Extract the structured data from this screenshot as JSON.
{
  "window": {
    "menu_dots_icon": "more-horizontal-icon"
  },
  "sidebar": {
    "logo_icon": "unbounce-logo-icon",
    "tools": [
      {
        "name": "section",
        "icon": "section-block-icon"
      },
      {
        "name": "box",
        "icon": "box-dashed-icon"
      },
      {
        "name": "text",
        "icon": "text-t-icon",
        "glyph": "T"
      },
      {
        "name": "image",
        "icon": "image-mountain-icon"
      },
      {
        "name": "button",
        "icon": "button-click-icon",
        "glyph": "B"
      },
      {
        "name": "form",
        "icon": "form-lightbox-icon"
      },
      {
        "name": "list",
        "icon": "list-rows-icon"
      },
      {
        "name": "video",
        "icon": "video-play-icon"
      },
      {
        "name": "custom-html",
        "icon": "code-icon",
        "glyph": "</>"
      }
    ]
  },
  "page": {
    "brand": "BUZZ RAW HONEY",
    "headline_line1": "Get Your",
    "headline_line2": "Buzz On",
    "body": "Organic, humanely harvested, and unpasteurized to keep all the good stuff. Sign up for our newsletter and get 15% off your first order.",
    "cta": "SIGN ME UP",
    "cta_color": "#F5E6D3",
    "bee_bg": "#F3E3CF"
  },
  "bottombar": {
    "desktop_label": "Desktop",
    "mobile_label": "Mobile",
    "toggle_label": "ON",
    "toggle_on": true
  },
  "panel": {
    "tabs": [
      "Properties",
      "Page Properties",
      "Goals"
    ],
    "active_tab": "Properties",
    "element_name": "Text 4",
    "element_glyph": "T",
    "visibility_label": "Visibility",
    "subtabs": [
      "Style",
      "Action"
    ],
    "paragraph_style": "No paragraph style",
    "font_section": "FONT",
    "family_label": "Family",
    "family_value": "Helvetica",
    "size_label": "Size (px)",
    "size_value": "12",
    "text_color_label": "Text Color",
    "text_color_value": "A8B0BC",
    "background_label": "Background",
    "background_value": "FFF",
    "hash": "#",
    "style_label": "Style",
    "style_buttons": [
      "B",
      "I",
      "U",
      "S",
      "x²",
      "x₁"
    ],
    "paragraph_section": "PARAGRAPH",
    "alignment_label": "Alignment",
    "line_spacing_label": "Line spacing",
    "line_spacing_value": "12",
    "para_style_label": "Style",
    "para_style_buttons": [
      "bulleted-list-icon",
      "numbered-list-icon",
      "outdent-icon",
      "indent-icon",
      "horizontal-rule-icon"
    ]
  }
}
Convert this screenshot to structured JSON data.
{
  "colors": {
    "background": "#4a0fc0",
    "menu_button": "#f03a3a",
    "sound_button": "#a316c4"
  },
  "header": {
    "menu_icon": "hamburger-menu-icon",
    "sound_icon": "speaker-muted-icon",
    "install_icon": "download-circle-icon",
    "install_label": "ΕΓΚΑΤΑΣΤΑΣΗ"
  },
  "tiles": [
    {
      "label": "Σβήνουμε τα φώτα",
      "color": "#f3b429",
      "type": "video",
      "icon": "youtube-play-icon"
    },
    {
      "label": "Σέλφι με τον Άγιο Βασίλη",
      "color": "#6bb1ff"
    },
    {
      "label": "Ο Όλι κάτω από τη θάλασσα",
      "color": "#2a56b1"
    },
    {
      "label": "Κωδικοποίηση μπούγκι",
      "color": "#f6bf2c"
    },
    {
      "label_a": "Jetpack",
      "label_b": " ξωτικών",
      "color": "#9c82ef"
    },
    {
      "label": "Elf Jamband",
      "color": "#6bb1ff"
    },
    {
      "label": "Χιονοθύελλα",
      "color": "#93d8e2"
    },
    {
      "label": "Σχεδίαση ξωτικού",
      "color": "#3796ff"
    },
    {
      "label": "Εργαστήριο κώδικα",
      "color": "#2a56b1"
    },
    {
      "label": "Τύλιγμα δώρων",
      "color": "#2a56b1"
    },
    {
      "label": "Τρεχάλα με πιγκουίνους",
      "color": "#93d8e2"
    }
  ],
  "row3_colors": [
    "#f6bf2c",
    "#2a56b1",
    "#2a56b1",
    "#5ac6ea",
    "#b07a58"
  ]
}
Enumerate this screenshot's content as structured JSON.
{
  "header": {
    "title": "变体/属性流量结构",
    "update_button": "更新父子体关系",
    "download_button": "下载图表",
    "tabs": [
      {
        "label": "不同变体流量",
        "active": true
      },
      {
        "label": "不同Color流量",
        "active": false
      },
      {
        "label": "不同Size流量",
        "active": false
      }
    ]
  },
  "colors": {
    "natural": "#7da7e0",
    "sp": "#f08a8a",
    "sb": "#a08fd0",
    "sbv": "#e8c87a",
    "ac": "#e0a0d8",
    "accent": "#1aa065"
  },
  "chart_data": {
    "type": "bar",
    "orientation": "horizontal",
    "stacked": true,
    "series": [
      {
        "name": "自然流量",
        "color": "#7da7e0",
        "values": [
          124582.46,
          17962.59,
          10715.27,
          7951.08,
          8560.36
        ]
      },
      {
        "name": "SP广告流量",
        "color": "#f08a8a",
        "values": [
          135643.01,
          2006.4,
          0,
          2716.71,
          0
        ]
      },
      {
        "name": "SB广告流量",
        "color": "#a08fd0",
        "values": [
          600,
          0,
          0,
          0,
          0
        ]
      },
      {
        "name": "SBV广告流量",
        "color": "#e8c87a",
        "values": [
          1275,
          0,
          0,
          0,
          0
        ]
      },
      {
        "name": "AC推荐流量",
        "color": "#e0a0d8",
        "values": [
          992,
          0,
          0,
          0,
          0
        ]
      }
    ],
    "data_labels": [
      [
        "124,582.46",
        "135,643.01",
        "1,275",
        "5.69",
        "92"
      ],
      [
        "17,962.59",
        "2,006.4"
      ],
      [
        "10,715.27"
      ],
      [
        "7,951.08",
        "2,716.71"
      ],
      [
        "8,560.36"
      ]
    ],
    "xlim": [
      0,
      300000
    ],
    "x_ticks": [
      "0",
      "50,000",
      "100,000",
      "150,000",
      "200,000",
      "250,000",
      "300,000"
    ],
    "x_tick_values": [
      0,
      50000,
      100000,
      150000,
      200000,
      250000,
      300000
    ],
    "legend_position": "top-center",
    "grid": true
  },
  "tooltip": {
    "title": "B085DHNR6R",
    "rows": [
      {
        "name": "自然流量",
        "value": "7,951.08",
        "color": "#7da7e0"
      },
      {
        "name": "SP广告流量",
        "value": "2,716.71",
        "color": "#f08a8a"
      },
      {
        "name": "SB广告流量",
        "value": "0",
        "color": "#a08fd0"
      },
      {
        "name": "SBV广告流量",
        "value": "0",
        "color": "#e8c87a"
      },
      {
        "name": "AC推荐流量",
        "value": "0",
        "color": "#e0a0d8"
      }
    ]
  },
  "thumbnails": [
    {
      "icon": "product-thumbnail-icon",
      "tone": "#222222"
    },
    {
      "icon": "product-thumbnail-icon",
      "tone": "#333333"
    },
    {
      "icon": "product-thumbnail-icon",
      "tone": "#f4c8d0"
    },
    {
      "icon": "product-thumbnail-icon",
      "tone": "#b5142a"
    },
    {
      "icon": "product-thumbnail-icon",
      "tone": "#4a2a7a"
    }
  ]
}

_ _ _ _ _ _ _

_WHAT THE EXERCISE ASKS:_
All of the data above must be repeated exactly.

_TASK OUTPUT:_
Extract the structured data from this screenshot as JSON.
{
  "window": {
    "menu_dots_icon": "more-horizontal-icon"
  },
  "sidebar": {
    "logo_icon": "unbounce-logo-icon",
    "tools": [
      {
        "name": "section",
        "icon": "section-block-icon"
      },
      {
        "name": "box",
        "icon": "box-dashed-icon"
      },
      {
        "name": "text",
        "icon": "text-t-icon",
        "glyph": "T"
      },
      {
        "name": "image",
        "icon": "image-mountain-icon"
      },
      {
        "name": "button",
        "icon": "button-click-icon",
        "glyph": "B"
      },
      {
        "name": "form",
        "icon": "form-lightbox-icon"
      },
      {
        "name": "list",
        "icon": "list-rows-icon"
      },
      {
        "name": "video",
        "icon": "video-play-icon"
      },
      {
        "name": "custom-html",
        "icon": "code-icon",
        "glyph": "</>"
      }
    ]
  },
  "page": {
    "brand": "BUZZ RAW HONEY",
    "headline_line1": "Get Your",
    "headline_line2": "Buzz On",
    "body": "Organic, humanely harvested, and unpasteurized to keep all the good stuff. Sign up for our newsletter and get 15% off your first order.",
    "cta": "SIGN ME UP",
    "cta_color": "#F5E6D3",
    "bee_bg": "#F3E3CF"
  },
  "bottombar": {
    "desktop_label": "Desktop",
    "mobile_label": "Mobile",
    "toggle_label": "ON",
    "toggle_on": true
  },
  "panel": {
    "tabs": [
      "Properties",
      "Page Properties",
      "Goals"
    ],
    "active_tab": "Properties",
    "element_name": "Text 4",
    "element_glyph": "T",
    "visibility_label": "Visibility",
    "subtabs": [
      "Style",
      "Action"
    ],
    "paragraph_style": "No paragraph style",
    "font_section": "FONT",
    "family_label": "Family",
    "family_value": "Helvetica",
    "size_label": "Size (px)",
    "size_value": "12",
    "text_color_label": "Text Color",
    "text_color_value": "A8B0BC",
    "background_label": "Background",
    "background_value": "FFF",
    "hash": "#",
    "style_label": "Style",
    "style_buttons": [
      "B",
      "I",
      "U",
      "S",
      "x²",
      "x₁"
    ],
    "paragraph_section": "PARAGRAPH",
    "alignment_label": "Alignment",
    "line_spacing_label": "Line spacing",
    "line_spacing_value": "12",
    "para_style_label": "Style",
    "para_style_buttons": [
      "bulleted-list-icon",
      "numbered-list-icon",
      "outdent-icon",
      "indent-icon",
      "horizontal-rule-icon"
    ]
  }
}
Convert this screenshot to structured JSON data.
{
  "colors": {
    "background": "#4a0fc0",
    "menu_button": "#f03a3a",
    "sound_button": "#a316c4"
  },
  "header": {
    "menu_icon": "hamburger-menu-icon",
    "sound_icon": "speaker-muted-icon",
    "install_icon": "download-circle-icon",
    "install_label": "ΕΓΚΑΤΑΣΤΑΣΗ"
  },
  "tiles": [
    {
      "label": "Σβήνουμε τα φώτα",
      "color": "#f3b429",
      "type": "video",
      "icon": "youtube-play-icon"
    },
    {
      "label": "Σέλφι με τον Άγιο Βασίλη",
      "color": "#6bb1ff"
    },
    {
      "label": "Ο Όλι κάτω από τη θάλασσα",
      "color": "#2a56b1"
    },
    {
      "label": "Κωδικοποίηση μπούγκι",
      "color": "#f6bf2c"
    },
    {
      "label_a": "Jetpack",
      "label_b": " ξωτικών",
      "color": "#9c82ef"
    },
    {
      "label": "Elf Jamband",
      "color": "#6bb1ff"
    },
    {
      "label": "Χιονοθύελλα",
      "color": "#93d8e2"
    },
    {
      "label": "Σχεδίαση ξωτικού",
      "color": "#3796ff"
    },
    {
      "label": "Εργαστήριο κώδικα",
      "color": "#2a56b1"
    },
    {
      "label": "Τύλιγμα δώρων",
      "color": "#2a56b1"
    },
    {
      "label": "Τρεχάλα με πιγκουίνους",
      "color": "#93d8e2"
    }
  ],
  "row3_colors": [
    "#f6bf2c",
    "#2a56b1",
    "#2a56b1",
    "#5ac6ea",
    "#b07a58"
  ]
}
Enumerate this screenshot's content as structured JSON.
{
  "header": {
    "title": "变体/属性流量结构",
    "update_button": "更新父子体关系",
    "download_button": "下载图表",
    "tabs": [
      {
        "label": "不同变体流量",
        "active": true
      },
      {
        "label": "不同Color流量",
        "active": false
      },
      {
        "label": "不同Size流量",
        "active": false
      }
    ]
  },
  "colors": {
    "natural": "#7da7e0",
    "sp": "#f08a8a",
    "sb": "#a08fd0",
    "sbv": "#e8c87a",
    "ac": "#e0a0d8",
    "accent": "#1aa065"
  },
  "chart_data": {
    "type": "bar",
    "orientation": "horizontal",
    "stacked": true,
    "series": [
      {
        "name": "自然流量",
        "color": "#7da7e0",
        "values": [
          124582.46,
          17962.59,
          10715.27,
          7951.08,
          8560.36
        ]
      },
      {
        "name": "SP广告流量",
        "color": "#f08a8a",
        "values": [
          135643.01,
          2006.4,
          0,
          2716.71,
          0
        ]
      },
      {
        "name": "SB广告流量",
        "color": "#a08fd0",
        "values": [
          600,
          0,
          0,
          0,
          0
        ]
      },
      {
        "name": "SBV广告流量",
        "color": "#e8c87a",
        "values": [
          1275,
          0,
          0,
          0,
          0
        ]
      },
      {
        "name": "AC推荐流量",
        "color": "#e0a0d8",
        "values": [
          992,
          0,
          0,
          0,
          0
        ]
      }
    ],
    "data_labels": [
      [
        "124,582.46",
        "135,643.01",
        "1,275",
        "5.69",
        "92"
      ],
      [
        "17,962.59",
        "2,006.4"
      ],
      [
        "10,715.27"
      ],
      [
        "7,951.08",
        "2,716.71"
      ],
      [
        "8,560.36"
      ]
    ],
    "xlim": [
      0,
      300000
    ],
    "x_ticks": [
      "0",
      "50,000",
      "100,000",
      "150,000",
      "200,000",
      "250,000",
      "300,000"
    ],
    "x_tick_values": [
      0,
      50000,
      100000,
      150000,
      200000,
      250000,
      300000
    ],
    "legend_position": "top-center",
    "grid": true
  },
  "tooltip": {
    "title": "B085DHNR6R",
    "rows": [
      {
        "name": "自然流量",
        "value": "7,951.08",
        "color": "#7da7e0"
      },
      {
        "name": "SP广告流量",
        "value": "2,716.71",
        "color": "#f08a8a"
      },
      {
        "name": "SB广告流量",
        "value": "0",
        "color": "#a08fd0"
      },
      {
        "name": "SBV广告流量",
        "value": "0",
        "color": "#e8c87a"
      },
      {
        "name": "AC推荐流量",
        "value": "0",
        "color": "#e0a0d8"
      }
    ]
  },
  "thumbnails": [
    {
      "icon": "product-thumbnail-icon",
      "tone": "#222222"
    },
    {
      "icon": "product-thumbnail-icon",
      "tone": "#333333"
    },
    {
      "icon": "product-thumbnail-icon",
      "tone": "#f4c8d0"
    },
    {
      "icon": "product-thumbnail-icon",
      "tone": "#b5142a"
    },
    {
      "icon": "product-thumbnail-icon",
      "tone": "#4a2a7a"
    }
  ]
}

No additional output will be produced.